### Exercise instructions:
Copy every line from the records below that holds the word "content".

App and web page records
◇ ◇ ◇ ◇ ◇
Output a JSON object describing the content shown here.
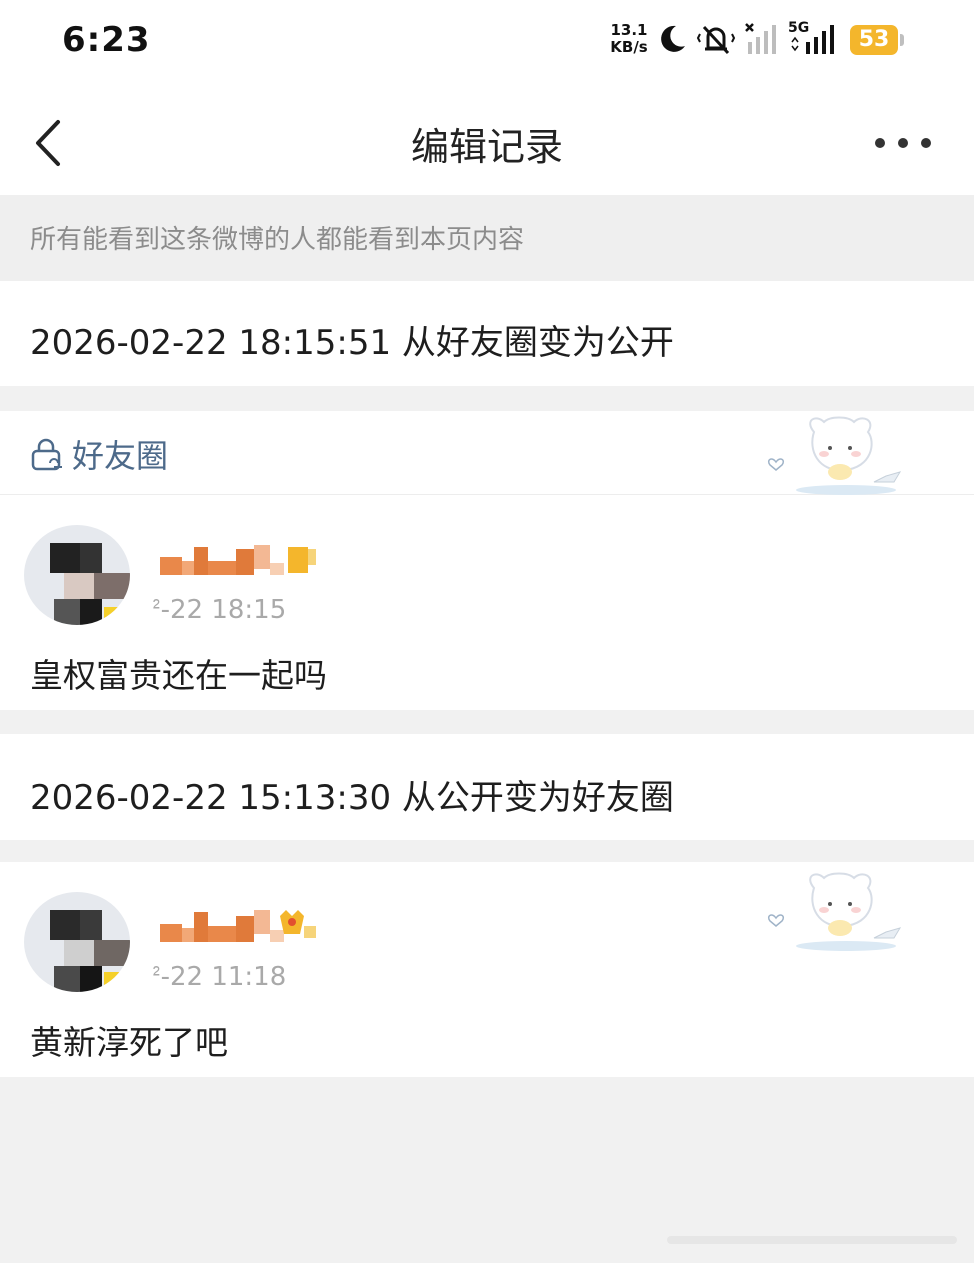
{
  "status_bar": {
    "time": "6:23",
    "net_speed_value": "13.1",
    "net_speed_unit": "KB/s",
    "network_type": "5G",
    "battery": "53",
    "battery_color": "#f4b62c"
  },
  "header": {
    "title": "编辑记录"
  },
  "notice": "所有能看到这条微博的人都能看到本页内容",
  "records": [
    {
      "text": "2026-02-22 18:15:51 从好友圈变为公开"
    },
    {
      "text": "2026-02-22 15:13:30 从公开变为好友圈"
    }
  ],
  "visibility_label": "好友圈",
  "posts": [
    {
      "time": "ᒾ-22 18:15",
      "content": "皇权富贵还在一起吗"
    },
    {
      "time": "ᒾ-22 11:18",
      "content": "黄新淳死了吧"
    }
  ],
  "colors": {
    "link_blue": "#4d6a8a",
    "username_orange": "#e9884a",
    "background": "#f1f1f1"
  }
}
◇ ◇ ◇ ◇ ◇
### Your response:
Output a JSON object describing the content shown here.
      "content": "皇权富贵还在一起吗"
      "content": "黄新淳死了吧"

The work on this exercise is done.